Provided information: Begin

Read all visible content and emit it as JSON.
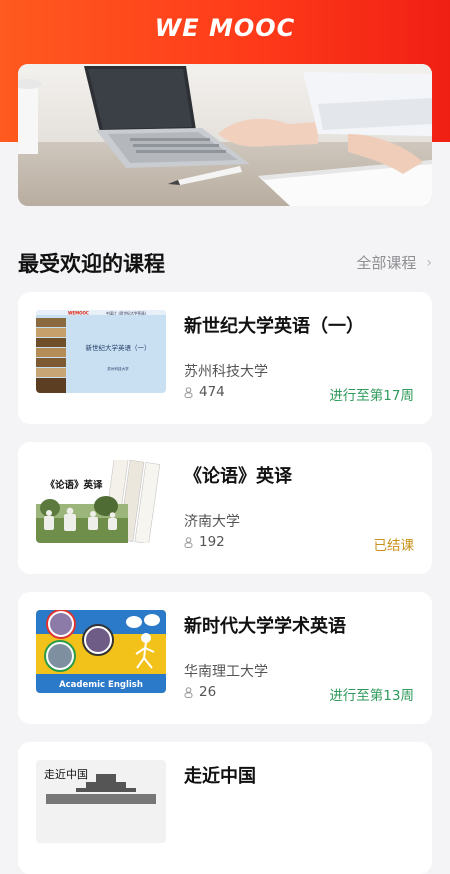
{
  "app": {
    "logo": "WE MOOC"
  },
  "section": {
    "title": "最受欢迎的课程",
    "all_label": "全部课程",
    "chevron": "›"
  },
  "courses": [
    {
      "title": "新世纪大学英语（一）",
      "school": "苏州科技大学",
      "learners": "474",
      "status": "进行至第17周",
      "status_color": "#2f9a5a",
      "thumb": {
        "logo": "WEMOOC",
        "header": "中国计《新世纪大学英语》",
        "title": "新世纪大学英语（一）",
        "school": "苏州科技大学"
      }
    },
    {
      "title": "《论语》英译",
      "school": "济南大学",
      "learners": "192",
      "status": "已结课",
      "status_color": "#c9911a",
      "thumb": {
        "title": "《论语》英译"
      }
    },
    {
      "title": "新时代大学学术英语",
      "school": "华南理工大学",
      "learners": "26",
      "status": "进行至第13周",
      "status_color": "#2f9a5a",
      "thumb": {
        "caption": "Academic English"
      }
    },
    {
      "title": "走近中国",
      "thumb": {
        "title": "走近中国"
      }
    }
  ],
  "colors": {
    "brand": "#ff3b1a",
    "ongoing": "#2f9a5a",
    "ended": "#c9911a"
  },
  "icons": {
    "learners": "person-icon",
    "chevron": "chevron-right-icon"
  }
}
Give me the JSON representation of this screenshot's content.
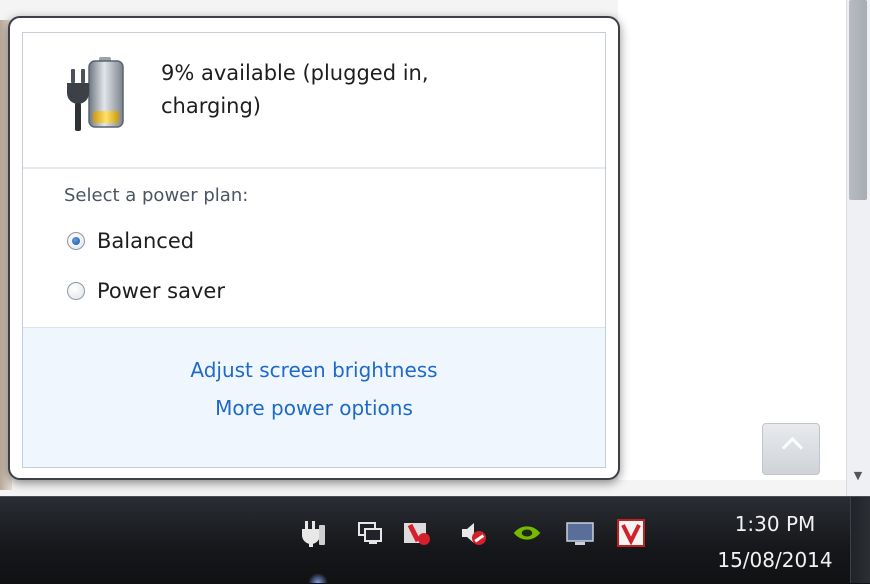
{
  "battery": {
    "status_line1": "9% available (plugged in,",
    "status_line2": "charging)",
    "percent": 9,
    "icon": "battery-charging-icon"
  },
  "power_plan": {
    "heading": "Select a power plan:",
    "options": [
      {
        "label": "Balanced",
        "selected": true
      },
      {
        "label": "Power saver",
        "selected": false
      }
    ]
  },
  "links": {
    "brightness": "Adjust screen brightness",
    "more_options": "More power options"
  },
  "taskbar": {
    "tray_icons": [
      "power-icon",
      "network-icon",
      "antivirus-icon",
      "volume-muted-icon",
      "nvidia-icon",
      "display-icon",
      "v-app-icon"
    ],
    "time": "1:30 PM",
    "date": "15/08/2014"
  },
  "colors": {
    "link": "#1f6ac8",
    "taskbar": "#15171a",
    "battery_fill": "#f2c21b"
  }
}
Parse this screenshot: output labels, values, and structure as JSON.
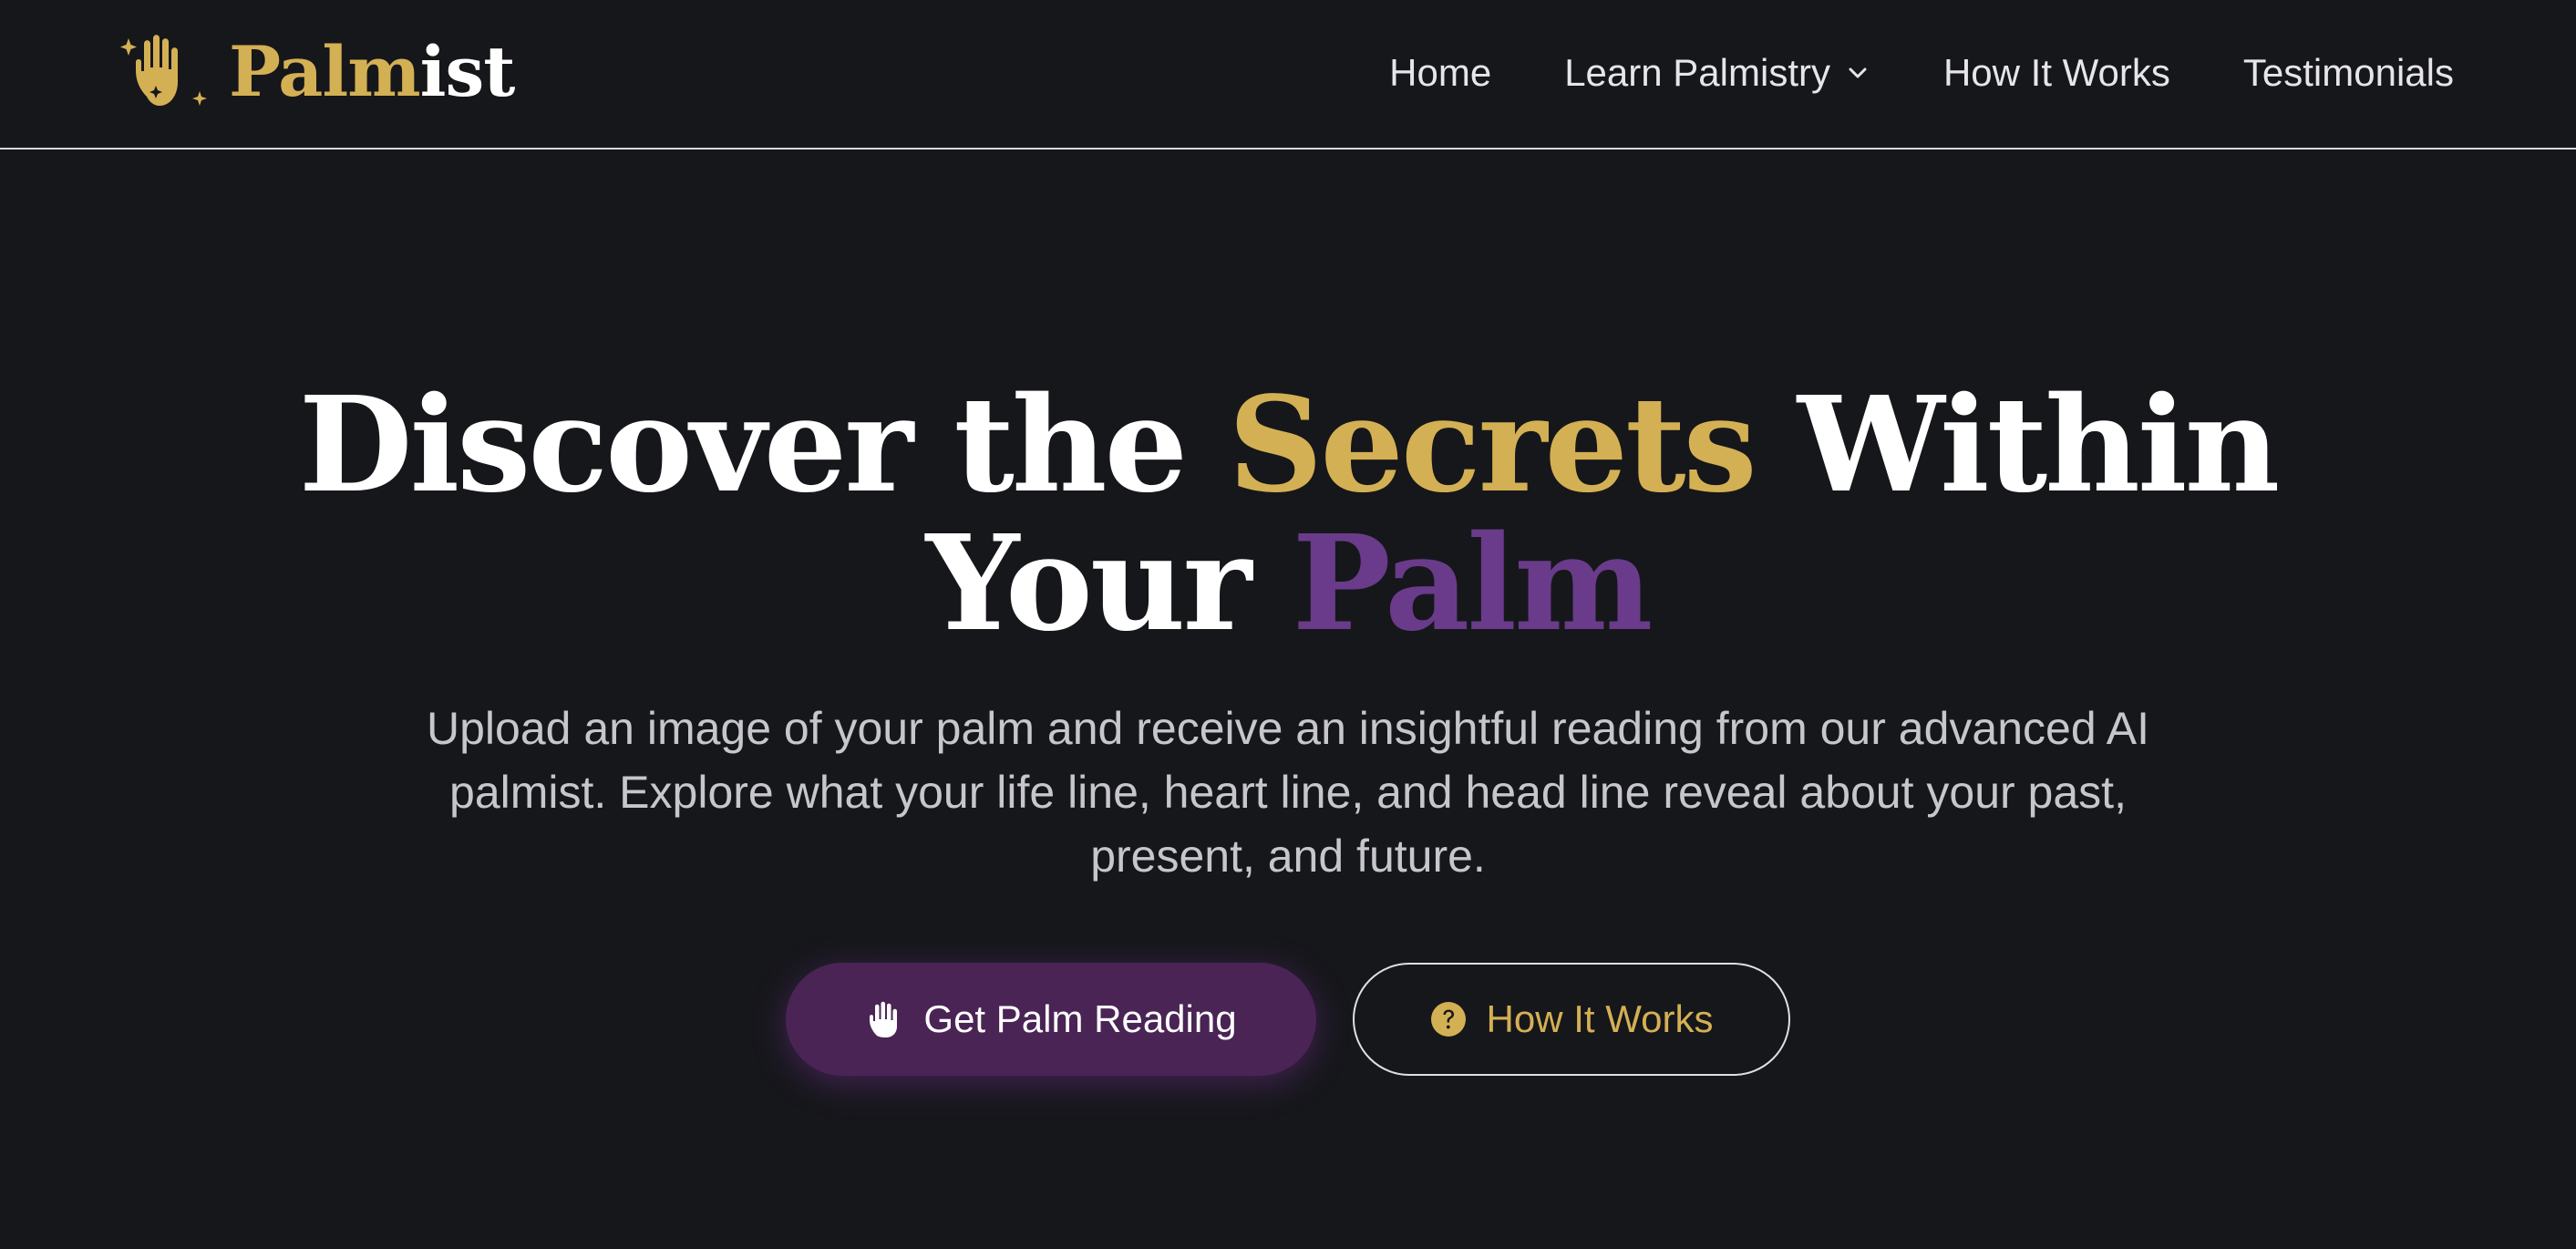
{
  "brand": {
    "name_part1": "Palm",
    "name_part2": "ist",
    "logo_icon": "hand-sparkles-icon",
    "gold": "#d4b054"
  },
  "nav": {
    "items": [
      {
        "label": "Home"
      },
      {
        "label": "Learn Palmistry",
        "dropdown_icon": "chevron-down-icon"
      },
      {
        "label": "How It Works"
      },
      {
        "label": "Testimonials"
      }
    ]
  },
  "hero": {
    "title_part1": "Discover the ",
    "title_highlight1": "Secrets",
    "title_part2": " Within",
    "title_part3": "Your ",
    "title_highlight2": "Palm",
    "subtitle": "Upload an image of your palm and receive an insightful reading from our advanced AI palmist. Explore what your life line, heart line, and head line reveal about your past, present, and future.",
    "primary_button": {
      "label": "Get Palm Reading",
      "icon": "hand-icon"
    },
    "secondary_button": {
      "label": "How It Works",
      "icon": "question-circle-icon"
    }
  },
  "colors": {
    "background": "#16171b",
    "gold": "#d4b054",
    "purple": "#6a3b8a",
    "button_purple": "#4a2455",
    "text_muted": "#c6c6cc"
  }
}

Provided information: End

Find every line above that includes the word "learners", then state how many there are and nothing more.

▸ **Output of the exercise**
4